Problem details:
Set the records down again in full, with every word kept.

Data:
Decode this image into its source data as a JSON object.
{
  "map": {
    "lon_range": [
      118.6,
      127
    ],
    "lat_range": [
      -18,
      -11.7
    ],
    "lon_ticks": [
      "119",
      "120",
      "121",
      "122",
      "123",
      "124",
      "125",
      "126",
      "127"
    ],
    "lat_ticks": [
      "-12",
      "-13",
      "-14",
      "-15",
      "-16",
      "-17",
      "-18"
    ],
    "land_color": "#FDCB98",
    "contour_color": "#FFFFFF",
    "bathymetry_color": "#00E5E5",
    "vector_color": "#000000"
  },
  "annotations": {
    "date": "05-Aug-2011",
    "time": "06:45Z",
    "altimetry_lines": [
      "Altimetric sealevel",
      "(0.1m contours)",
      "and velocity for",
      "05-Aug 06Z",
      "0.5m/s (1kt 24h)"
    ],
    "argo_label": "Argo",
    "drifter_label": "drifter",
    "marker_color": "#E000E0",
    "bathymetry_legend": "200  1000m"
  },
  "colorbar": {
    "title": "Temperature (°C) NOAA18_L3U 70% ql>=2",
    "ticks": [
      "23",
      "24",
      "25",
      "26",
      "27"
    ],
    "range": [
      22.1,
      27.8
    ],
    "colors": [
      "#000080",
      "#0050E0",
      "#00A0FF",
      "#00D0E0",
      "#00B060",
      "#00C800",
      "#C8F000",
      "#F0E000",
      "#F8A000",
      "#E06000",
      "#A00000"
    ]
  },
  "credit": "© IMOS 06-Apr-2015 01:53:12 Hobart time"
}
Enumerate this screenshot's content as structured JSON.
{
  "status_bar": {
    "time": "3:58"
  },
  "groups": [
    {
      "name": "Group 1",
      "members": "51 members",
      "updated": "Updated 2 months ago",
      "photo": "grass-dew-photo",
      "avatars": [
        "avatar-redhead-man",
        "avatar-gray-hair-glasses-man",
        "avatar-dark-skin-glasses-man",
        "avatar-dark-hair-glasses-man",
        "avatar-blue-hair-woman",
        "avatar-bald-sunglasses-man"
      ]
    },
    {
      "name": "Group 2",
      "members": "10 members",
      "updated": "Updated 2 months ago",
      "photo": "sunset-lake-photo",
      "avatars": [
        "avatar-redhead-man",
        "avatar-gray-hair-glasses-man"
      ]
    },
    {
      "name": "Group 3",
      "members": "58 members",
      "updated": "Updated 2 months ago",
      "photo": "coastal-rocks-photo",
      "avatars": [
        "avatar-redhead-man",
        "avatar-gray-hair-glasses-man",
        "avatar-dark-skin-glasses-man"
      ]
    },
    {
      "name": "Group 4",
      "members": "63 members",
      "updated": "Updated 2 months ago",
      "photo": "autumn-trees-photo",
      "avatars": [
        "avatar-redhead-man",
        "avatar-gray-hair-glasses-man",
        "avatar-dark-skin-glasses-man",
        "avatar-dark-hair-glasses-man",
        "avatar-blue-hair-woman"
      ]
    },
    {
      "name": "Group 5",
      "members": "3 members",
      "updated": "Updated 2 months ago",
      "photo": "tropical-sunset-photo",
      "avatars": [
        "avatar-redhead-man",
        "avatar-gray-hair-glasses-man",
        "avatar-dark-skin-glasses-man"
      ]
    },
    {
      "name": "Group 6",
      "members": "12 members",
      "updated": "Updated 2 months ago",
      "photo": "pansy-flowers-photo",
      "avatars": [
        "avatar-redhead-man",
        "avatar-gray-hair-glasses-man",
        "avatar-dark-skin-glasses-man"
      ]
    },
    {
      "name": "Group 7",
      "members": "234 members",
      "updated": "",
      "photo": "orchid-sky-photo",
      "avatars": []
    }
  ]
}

Task result:
Decode this image into its source data as a JSON object.
{
  "map": {
    "lon_range": [
      118.6,
      127
    ],
    "lat_range": [
      -18,
      -11.7
    ],
    "lon_ticks": [
      "119",
      "120",
      "121",
      "122",
      "123",
      "124",
      "125",
      "126",
      "127"
    ],
    "lat_ticks": [
      "-12",
      "-13",
      "-14",
      "-15",
      "-16",
      "-17",
      "-18"
    ],
    "land_color": "#FDCB98",
    "contour_color": "#FFFFFF",
    "bathymetry_color": "#00E5E5",
    "vector_color": "#000000"
  },
  "annotations": {
    "date": "05-Aug-2011",
    "time": "06:45Z",
    "altimetry_lines": [
      "Altimetric sealevel",
      "(0.1m contours)",
      "and velocity for",
      "05-Aug 06Z",
      "0.5m/s (1kt 24h)"
    ],
    "argo_label": "Argo",
    "drifter_label": "drifter",
    "marker_color": "#E000E0",
    "bathymetry_legend": "200  1000m"
  },
  "colorbar": {
    "title": "Temperature (°C) NOAA18_L3U 70% ql>=2",
    "ticks": [
      "23",
      "24",
      "25",
      "26",
      "27"
    ],
    "range": [
      22.1,
      27.8
    ],
    "colors": [
      "#000080",
      "#0050E0",
      "#00A0FF",
      "#00D0E0",
      "#00B060",
      "#00C800",
      "#C8F000",
      "#F0E000",
      "#F8A000",
      "#E06000",
      "#A00000"
    ]
  },
  "credit": "© IMOS 06-Apr-2015 01:53:12 Hobart time"
}
Enumerate this screenshot's content as structured JSON.
{
  "status_bar": {
    "time": "3:58"
  },
  "groups": [
    {
      "name": "Group 1",
      "members": "51 members",
      "updated": "Updated 2 months ago",
      "photo": "grass-dew-photo",
      "avatars": [
        "avatar-redhead-man",
        "avatar-gray-hair-glasses-man",
        "avatar-dark-skin-glasses-man",
        "avatar-dark-hair-glasses-man",
        "avatar-blue-hair-woman",
        "avatar-bald-sunglasses-man"
      ]
    },
    {
      "name": "Group 2",
      "members": "10 members",
      "updated": "Updated 2 months ago",
      "photo": "sunset-lake-photo",
      "avatars": [
        "avatar-redhead-man",
        "avatar-gray-hair-glasses-man"
      ]
    },
    {
      "name": "Group 3",
      "members": "58 members",
      "updated": "Updated 2 months ago",
      "photo": "coastal-rocks-photo",
      "avatars": [
        "avatar-redhead-man",
        "avatar-gray-hair-glasses-man",
        "avatar-dark-skin-glasses-man"
      ]
    },
    {
      "name": "Group 4",
      "members": "63 members",
      "updated": "Updated 2 months ago",
      "photo": "autumn-trees-photo",
      "avatars": [
        "avatar-redhead-man",
        "avatar-gray-hair-glasses-man",
        "avatar-dark-skin-glasses-man",
        "avatar-dark-hair-glasses-man",
        "avatar-blue-hair-woman"
      ]
    },
    {
      "name": "Group 5",
      "members": "3 members",
      "updated": "Updated 2 months ago",
      "photo": "tropical-sunset-photo",
      "avatars": [
        "avatar-redhead-man",
        "avatar-gray-hair-glasses-man",
        "avatar-dark-skin-glasses-man"
      ]
    },
    {
      "name": "Group 6",
      "members": "12 members",
      "updated": "Updated 2 months ago",
      "photo": "pansy-flowers-photo",
      "avatars": [
        "avatar-redhead-man",
        "avatar-gray-hair-glasses-man",
        "avatar-dark-skin-glasses-man"
      ]
    },
    {
      "name": "Group 7",
      "members": "234 members",
      "updated": "",
      "photo": "orchid-sky-photo",
      "avatars": []
    }
  ]
}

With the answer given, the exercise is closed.